An occupied illegally parked vehicle causes the same safety hazard and congestion as an unoccupied vehicle. It is illegal to park within 15 feet of either side of a fire hydrant. The painted curbs at hydrant locations do not indicate where you can park.
What happens if you park too close to a fire hydrant?
Parking near Fire Hydrants. According to the NYC Department of Transportation, it is illegal to park within 15 feet of a fire hydrant. And if you end up parking too close to one, it could end up costing you $115!
Can you park by a white fire hydrant?
If the curb is red, you cannot park or stop within 15 feet of the hydrant. White means it is a passenger loading zone, and the driver must stay inside the vehicle when unloading passengers.
Do fire hydrants have to be red?
Not all fire hydrants are red — here’s what each different color means.

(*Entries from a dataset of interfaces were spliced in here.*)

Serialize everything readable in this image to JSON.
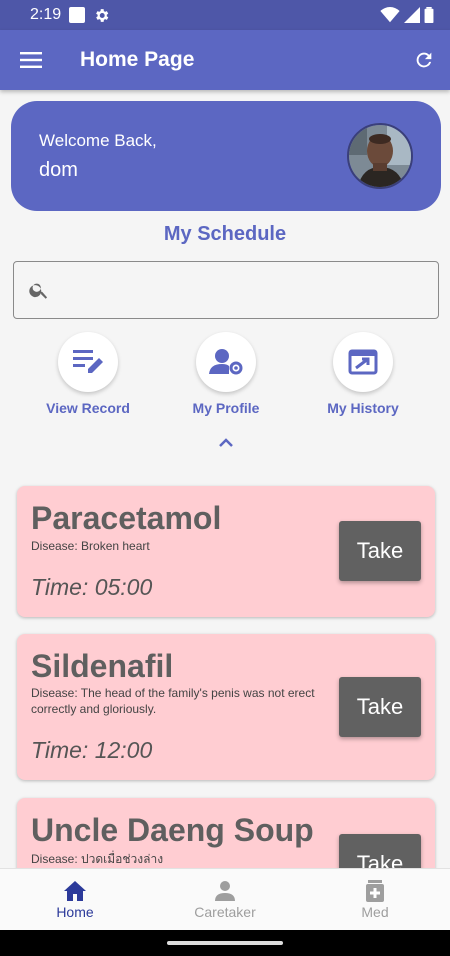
{
  "status_bar": {
    "time": "2:19"
  },
  "app_bar": {
    "title": "Home Page"
  },
  "welcome": {
    "greeting": "Welcome Back,",
    "name": "dom"
  },
  "schedule": {
    "title": "My Schedule"
  },
  "search": {
    "placeholder": "",
    "value": ""
  },
  "quick_actions": [
    {
      "label": "View Record",
      "icon": "edit-note-icon"
    },
    {
      "label": "My Profile",
      "icon": "manage-accounts-icon"
    },
    {
      "label": "My History",
      "icon": "history-ticket-icon"
    }
  ],
  "medications": [
    {
      "name": "Paracetamol",
      "disease": "Disease: Broken heart",
      "time": "Time: 05:00",
      "action": "Take"
    },
    {
      "name": "Sildenafil",
      "disease": "Disease: The head of the family's penis was not erect correctly and gloriously.",
      "time": "Time: 12:00",
      "action": "Take"
    },
    {
      "name": "Uncle Daeng Soup",
      "disease": "Disease: ปวดเมื่อช่วงล่าง",
      "time": "",
      "action": "Take"
    }
  ],
  "bottom_nav": [
    {
      "label": "Home",
      "icon": "home-icon",
      "active": true
    },
    {
      "label": "Caretaker",
      "icon": "person-icon",
      "active": false
    },
    {
      "label": "Med",
      "icon": "medical-icon",
      "active": false
    }
  ],
  "colors": {
    "primary": "#5c67c2",
    "status_bar": "#4e57a8",
    "card": "#ffcdd2",
    "take_button": "#616161",
    "nav_active": "#2c3a9a",
    "nav_inactive": "#9e9e9e"
  }
}
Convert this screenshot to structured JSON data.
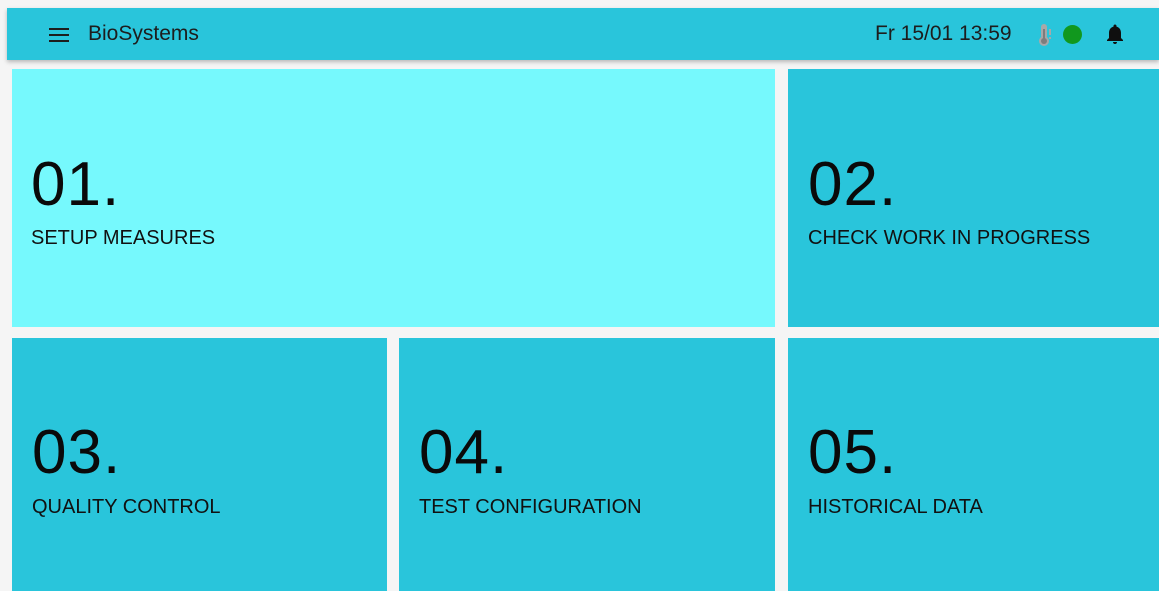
{
  "header": {
    "title": "BioSystems",
    "datetime": "Fr 15/01 13:59",
    "icons": [
      "menu-icon",
      "thermometer-icon",
      "status-indicator",
      "bell-icon"
    ],
    "status_color": "#11981e"
  },
  "tiles": [
    {
      "number": "01.",
      "label": "SETUP MEASURES",
      "active": true
    },
    {
      "number": "02.",
      "label": "CHECK WORK IN PROGRESS",
      "active": false
    },
    {
      "number": "03.",
      "label": "QUALITY CONTROL",
      "active": false
    },
    {
      "number": "04.",
      "label": "TEST CONFIGURATION",
      "active": false
    },
    {
      "number": "05.",
      "label": "HISTORICAL DATA",
      "active": false
    }
  ],
  "colors": {
    "appbar": "#29c5db",
    "tile": "#29c5db",
    "tile_active": "#76f9fd"
  }
}
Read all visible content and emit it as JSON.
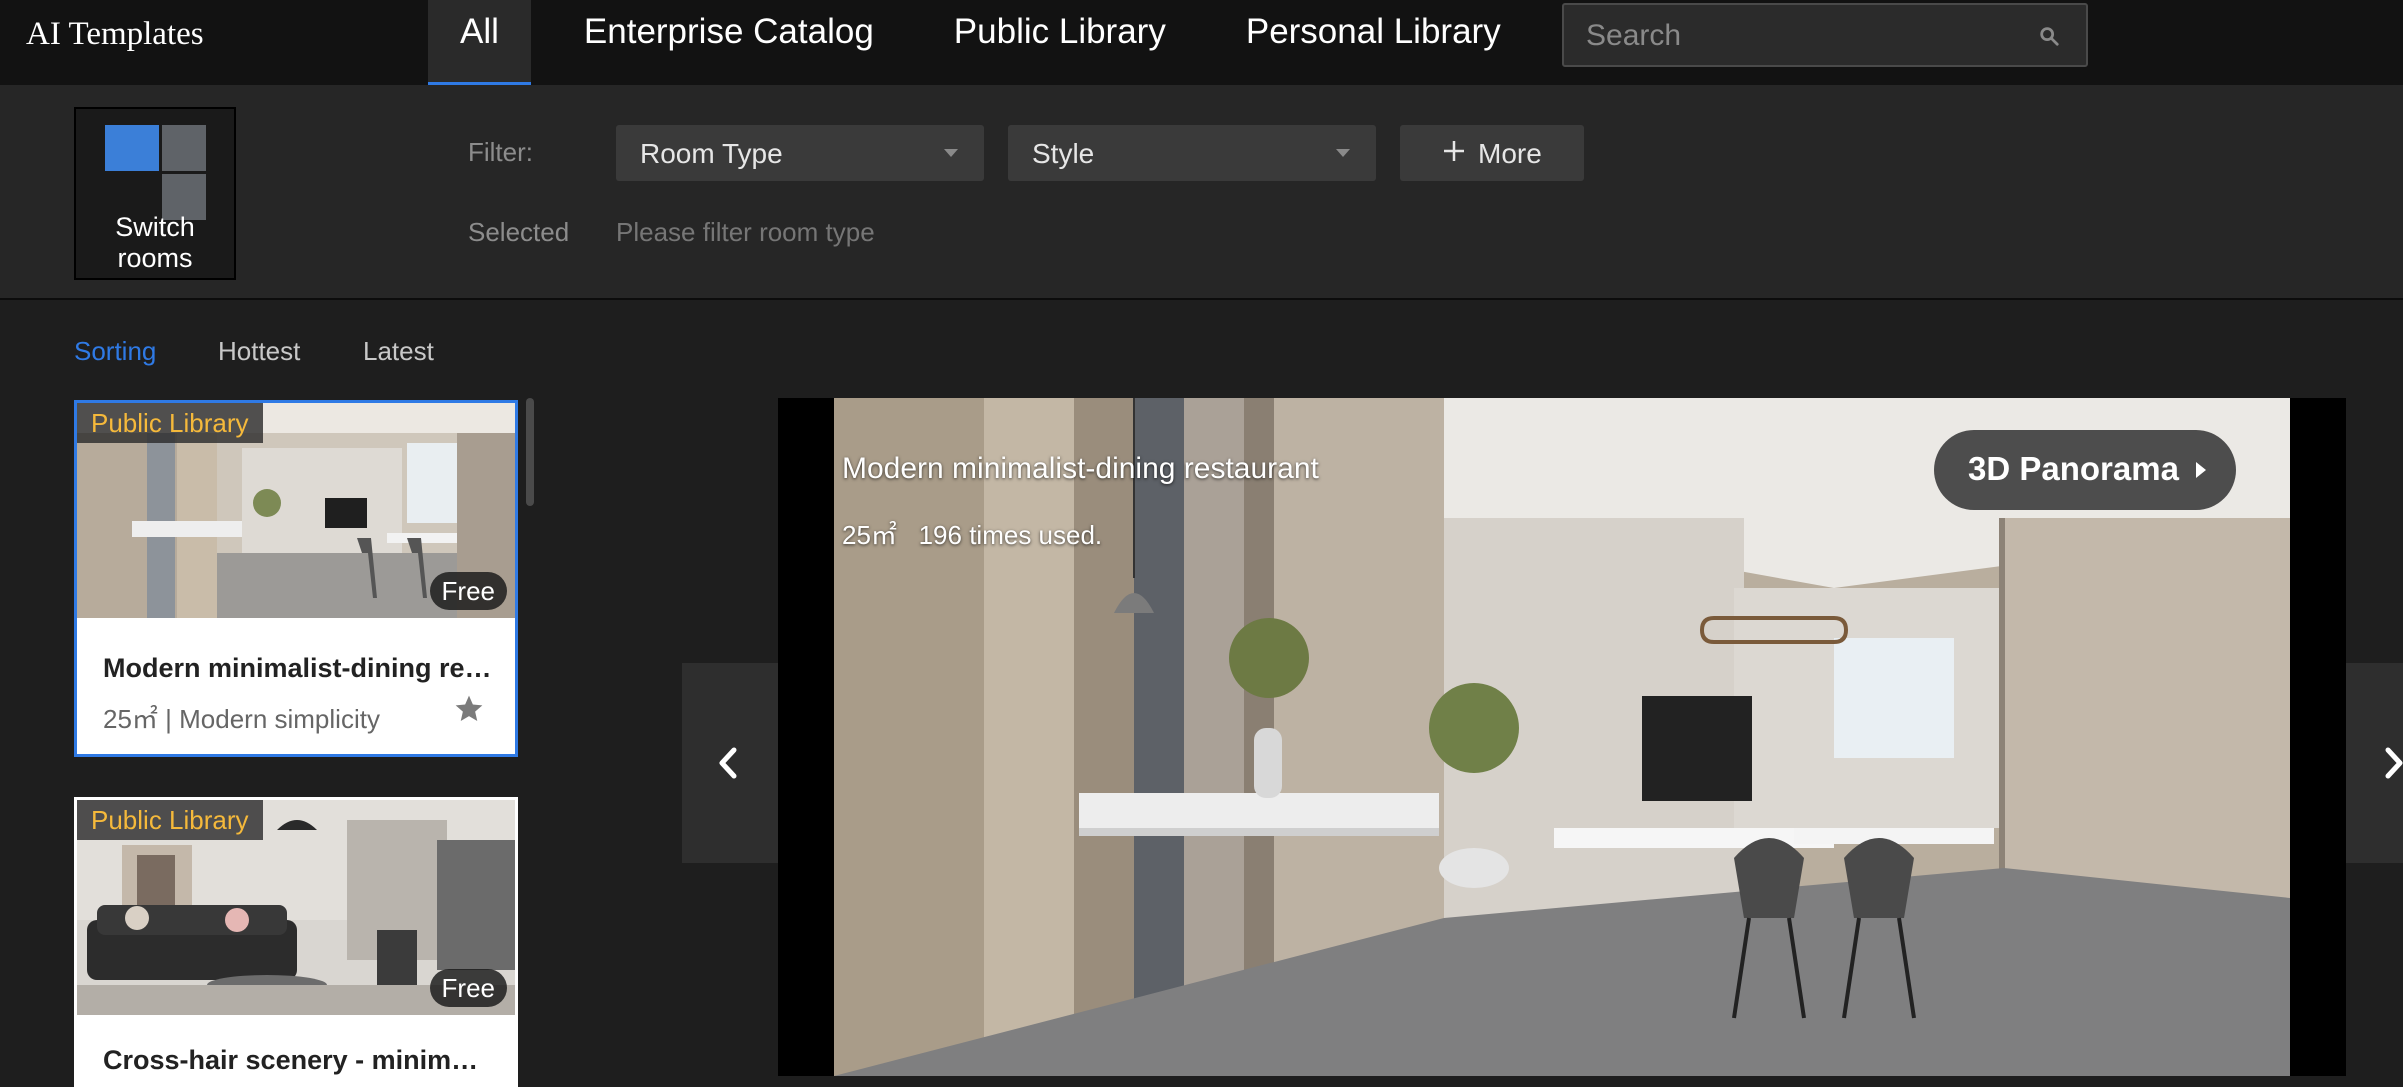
{
  "app": {
    "title": "AI Templates"
  },
  "nav": {
    "tabs": [
      {
        "label": "All",
        "active": true
      },
      {
        "label": "Enterprise Catalog"
      },
      {
        "label": "Public Library"
      },
      {
        "label": "Personal Library"
      }
    ]
  },
  "search": {
    "placeholder": "Search",
    "value": "",
    "icon": "search-icon"
  },
  "switch_rooms": {
    "label": "Switch rooms"
  },
  "filter": {
    "label": "Filter:",
    "room_type": "Room Type",
    "style": "Style",
    "more": "More",
    "selected_label": "Selected",
    "selected_hint": "Please filter room type"
  },
  "sorting": {
    "label": "Sorting",
    "hottest": "Hottest",
    "latest": "Latest"
  },
  "templates": [
    {
      "badge": "Public Library",
      "price": "Free",
      "title": "Modern minimalist-dining res...",
      "meta": "25㎡ | Modern simplicity",
      "selected": true
    },
    {
      "badge": "Public Library",
      "price": "Free",
      "title": "Cross-hair scenery - minimali..."
    }
  ],
  "preview": {
    "title": "Modern minimalist-dining restaurant",
    "area": "25㎡",
    "usage": "196 times used.",
    "panorama_button": "3D Panorama"
  },
  "colors": {
    "accent": "#2f7ae5",
    "badge_text": "#f5b93b",
    "topbar": "#121212",
    "panel": "#262626"
  }
}
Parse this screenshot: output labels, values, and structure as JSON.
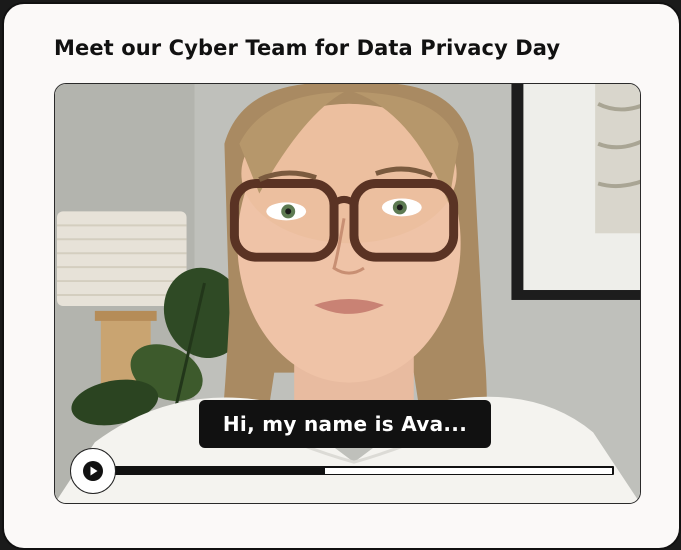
{
  "card": {
    "title": "Meet our Cyber Team for Data Privacy Day"
  },
  "video": {
    "caption": "Hi, my name is Ava...",
    "progress_fraction": 0.42,
    "play_icon": "play-icon"
  },
  "colors": {
    "card_background": "#fbf9f8",
    "caption_background": "#111111",
    "caption_text": "#ffffff",
    "progress_track": "#111111",
    "progress_remaining": "#ffffff"
  }
}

Red, yellow, violet— fire hydrants come in many different colors. Each color represents a different GPM or Gallons Per Minute.
How much is the fine for parking near a fire hydrant?
Drivers should never stop, stand, or park within 15 feet of an NYC fire hydrant. If you receive a fire hydrant parking ticket, the fine will cost you a steep $115.
How far is 15 feet from a fire hydrant?
In response to a frequently asked question, the fact that a parking ticket warrior fails to accurately state the distance from your car to the fire hydrant is not enough to win a dismissal. You must prove that your vehicle was parked MORE than 15 feet from the fire hydrant.
Photo in the article by “Wikimedia Commons”